Love, in Taiwanese culture, is often shown through food. A grandmother that loves you will make sure that you are properly (read: overly) fed, my new friend (Ingrid is her English name) explained to me, as I dug into the noodles that she had ordered on my behalf just minutes prior. Over the course of that family-style meal, we shared information about our experiences in the U.S. and in Europe, about our families, about our joint commitment to vegetarianism, and about my dreams for the next few years and beyond. We talked about religion (they are Buddhist), about spirituality, and about the best vegetarian spots in Kaohsiung.

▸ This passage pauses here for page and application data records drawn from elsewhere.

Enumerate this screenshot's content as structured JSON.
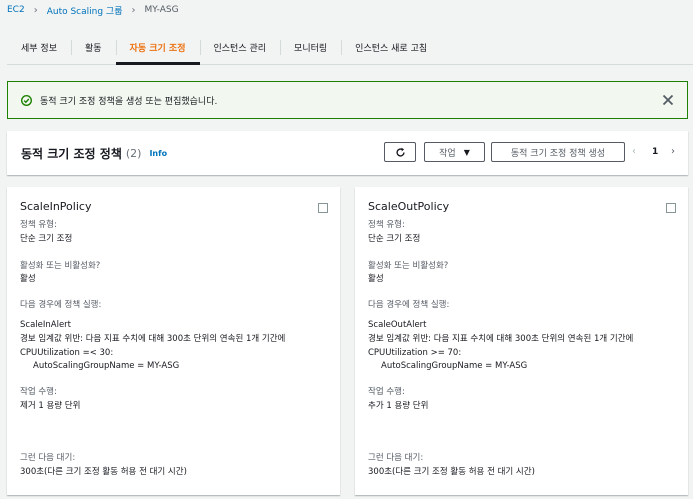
{
  "breadcrumb": {
    "items": [
      "EC2",
      "Auto Scaling 그룹"
    ],
    "current": "MY-ASG"
  },
  "tabs": [
    {
      "label": "세부 정보",
      "active": false
    },
    {
      "label": "활동",
      "active": false
    },
    {
      "label": "자동 크기 조정",
      "active": true
    },
    {
      "label": "인스턴스 관리",
      "active": false
    },
    {
      "label": "모니터링",
      "active": false
    },
    {
      "label": "인스턴스 새로 고침",
      "active": false
    }
  ],
  "flash": {
    "message": "동적 크기 조정 정책을 생성 또는 편집했습니다.",
    "icon": "check-circle-icon",
    "color": "#1d8102"
  },
  "panel": {
    "title": "동적 크기 조정 정책",
    "count": "(2)",
    "info": "Info",
    "actions_label": "작업",
    "create_label": "동적 크기 조정 정책 생성",
    "page": "1"
  },
  "policies": [
    {
      "name": "ScaleInPolicy",
      "type_label": "정책 유형:",
      "type_value": "단순 크기 조정",
      "enabled_label": "활성화 또는 비활성화?",
      "enabled_value": "활성",
      "trigger_label": "다음 경우에 정책 실행:",
      "alarm_name": "ScaleInAlert",
      "alarm_desc": "경보 임계값 위반: 다음 지표 수치에 대해 300초 단위의 연속된 1개 기간에",
      "condition": "CPUUtilization =< 30:",
      "dimension": "AutoScalingGroupName = MY-ASG",
      "action_label": "작업 수행:",
      "action_value": "제거 1 용량 단위",
      "wait_label": "그런 다음 대기:",
      "wait_value": "300초(다른 크기 조정 활동 허용 전 대기 시간)"
    },
    {
      "name": "ScaleOutPolicy",
      "type_label": "정책 유형:",
      "type_value": "단순 크기 조정",
      "enabled_label": "활성화 또는 비활성화?",
      "enabled_value": "활성",
      "trigger_label": "다음 경우에 정책 실행:",
      "alarm_name": "ScaleOutAlert",
      "alarm_desc": "경보 임계값 위반: 다음 지표 수치에 대해 300초 단위의 연속된 1개 기간에",
      "condition": "CPUUtilization >= 70:",
      "dimension": "AutoScalingGroupName = MY-ASG",
      "action_label": "작업 수행:",
      "action_value": "추가 1 용량 단위",
      "wait_label": "그런 다음 대기:",
      "wait_value": "300초(다른 크기 조정 활동 허용 전 대기 시간)"
    }
  ],
  "colors": {
    "accent": "#ec7211",
    "link": "#0073bb",
    "success": "#1d8102"
  }
}
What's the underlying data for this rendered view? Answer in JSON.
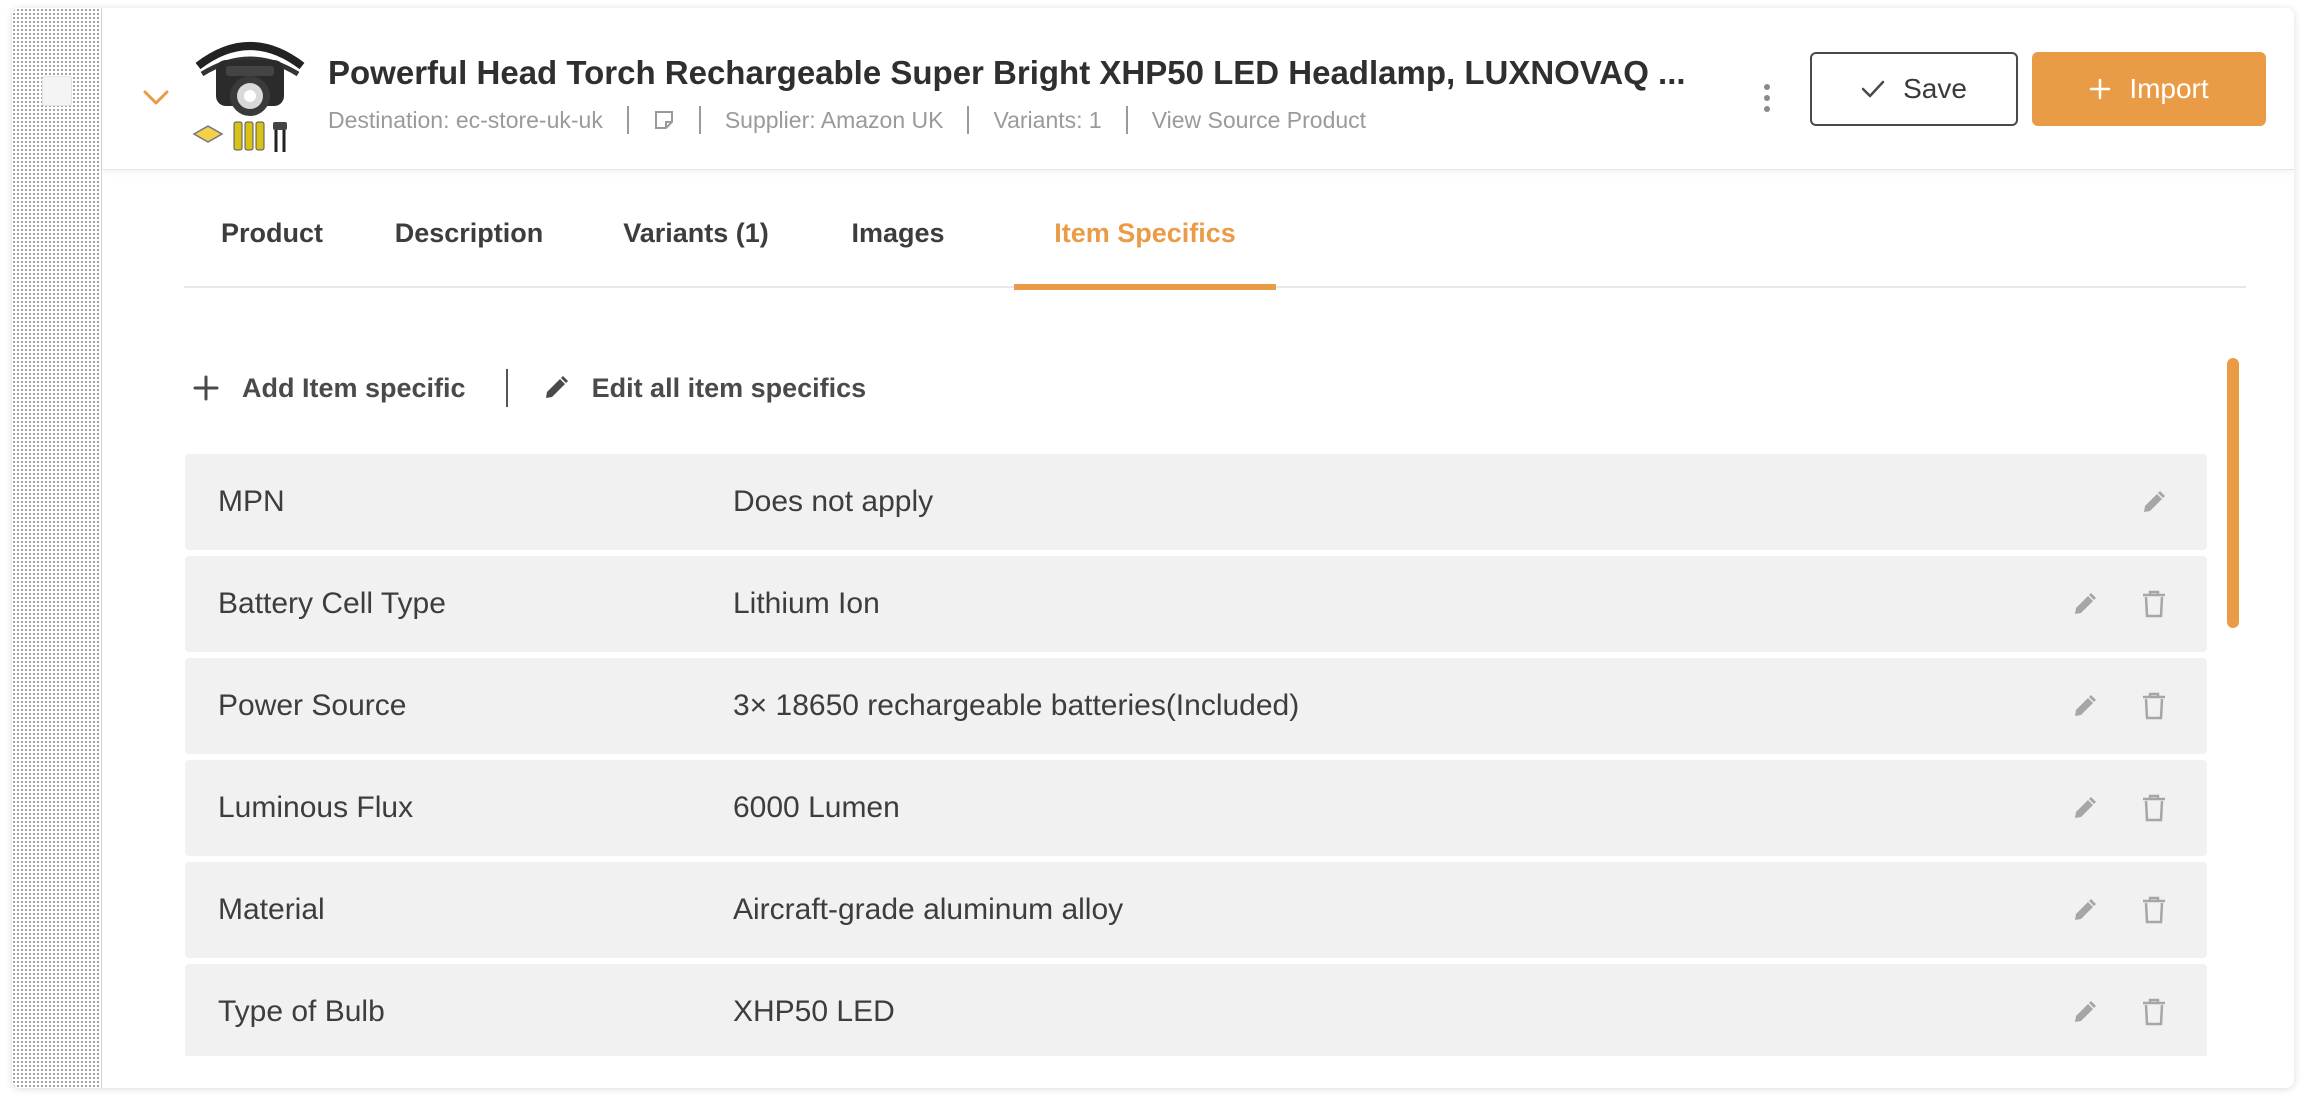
{
  "product": {
    "title": "Powerful Head Torch Rechargeable Super Bright XHP50 LED Headlamp, LUXNOVAQ ...",
    "destination": "Destination: ec-store-uk-uk",
    "supplier": "Supplier: Amazon UK",
    "variants": "Variants: 1",
    "view_source": "View Source Product"
  },
  "buttons": {
    "save": "Save",
    "import": "Import"
  },
  "tabs": [
    {
      "label": "Product"
    },
    {
      "label": "Description"
    },
    {
      "label": "Variants (1)"
    },
    {
      "label": "Images"
    },
    {
      "label": "Item Specifics",
      "active": true
    }
  ],
  "actions": {
    "add": "Add Item specific",
    "edit_all": "Edit all item specifics"
  },
  "item_specifics": [
    {
      "name": "MPN",
      "value": "Does not apply",
      "deletable": false
    },
    {
      "name": "Battery Cell Type",
      "value": "Lithium Ion",
      "deletable": true
    },
    {
      "name": "Power Source",
      "value": "3× 18650 rechargeable batteries(Included)",
      "deletable": true
    },
    {
      "name": "Luminous Flux",
      "value": "6000 Lumen",
      "deletable": true
    },
    {
      "name": "Material",
      "value": "Aircraft-grade aluminum alloy",
      "deletable": true
    },
    {
      "name": "Type of Bulb",
      "value": "XHP50 LED",
      "deletable": true
    }
  ],
  "icons": {
    "chevron": "chevron-down-icon",
    "note": "note-icon",
    "kebab": "more-vertical-icon",
    "check": "check-icon",
    "plus": "plus-icon",
    "pencil": "pencil-icon",
    "trash": "trash-icon"
  },
  "colors": {
    "accent": "#e99b46",
    "row_bg": "#f1f1f1",
    "muted_text": "#9a9a9a",
    "icon_gray": "#a6a6a6"
  }
}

Eventually, they called the owner of the restaurant out from the kitchen (they were regulars there, I gathered), and again spoke in Chinese so fast I had no chance of keeping up. “Ooh! He wants to treat you to a drink of your choice,” she translated for me. I looked over, and this kind-eyed Taiwanese restaurant manager was standing there smiling at me, gesturing at the refrigerator in the corner. As it turns out, he had also remembered me from me previous visit (foreigners aren’t too common here, but I have a feeling this had more to do with how ridiculous I’d looked bringing a picture of the food I wanted to the hostess the last time. This story made its way to my new friends — I blushed and laughed).
I elected to try a red-flower-and-something-or-other-herb drink, while my new friends Windy and Ingrid chose a cold sweet white fungus drink. We shared these, like everything else, family-style.
By now, my stomach was bursting. But this is Taiwan after all, so naturally, the food kept coming. Windy had apparently ordered me a box of herb pancakes to go, “for breakfast tomorrow morning.” After nearly two hours of sharing food and stories and thoughts and aspirations, these new friends asked if they could to take me to their favorite vegetarian spot in the city, by the Kaohsiung Fine Arts Museum, next weekend. Windy scribbled their names and phone numbers on yet another tiny menu (I left the restaurant, at the end of the night, with five sheets of paper — a mixture of annotated menu items, useful Chinese phrases, contact information, and cultural notes) and told me to call with any problems, at any time.
When they entered the restaurant this evening, we were complete strangers. Two hours later, we left the place smiling and laughing like old friends, hugging the manager, and looking forward to next week’s family-style vegetarian meal experience. Only in Taiwan, I thought. Where food is love, where meals are occasions, and where even foreign strangers are potential fast friends.
Author: Brooke Chapin Robbins, 2017-2018